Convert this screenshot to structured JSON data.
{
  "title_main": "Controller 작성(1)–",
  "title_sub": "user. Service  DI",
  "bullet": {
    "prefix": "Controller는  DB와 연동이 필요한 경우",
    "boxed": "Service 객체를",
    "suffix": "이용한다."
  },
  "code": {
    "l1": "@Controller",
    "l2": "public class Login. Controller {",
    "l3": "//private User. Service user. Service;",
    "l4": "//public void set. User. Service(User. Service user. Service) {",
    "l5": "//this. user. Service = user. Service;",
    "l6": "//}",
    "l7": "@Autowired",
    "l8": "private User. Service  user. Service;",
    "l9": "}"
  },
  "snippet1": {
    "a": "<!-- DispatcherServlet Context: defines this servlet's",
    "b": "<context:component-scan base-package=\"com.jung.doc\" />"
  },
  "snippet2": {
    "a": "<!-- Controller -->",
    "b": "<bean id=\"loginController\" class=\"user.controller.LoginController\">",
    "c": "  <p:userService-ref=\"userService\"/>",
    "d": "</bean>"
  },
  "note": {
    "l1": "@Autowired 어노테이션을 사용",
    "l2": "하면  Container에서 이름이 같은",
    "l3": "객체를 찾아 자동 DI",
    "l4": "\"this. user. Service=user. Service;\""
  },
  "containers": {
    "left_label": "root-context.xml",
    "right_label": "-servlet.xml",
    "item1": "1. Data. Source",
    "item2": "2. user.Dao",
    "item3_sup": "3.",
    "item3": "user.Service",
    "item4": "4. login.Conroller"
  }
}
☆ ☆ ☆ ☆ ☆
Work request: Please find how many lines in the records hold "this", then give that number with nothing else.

Exercise output: 4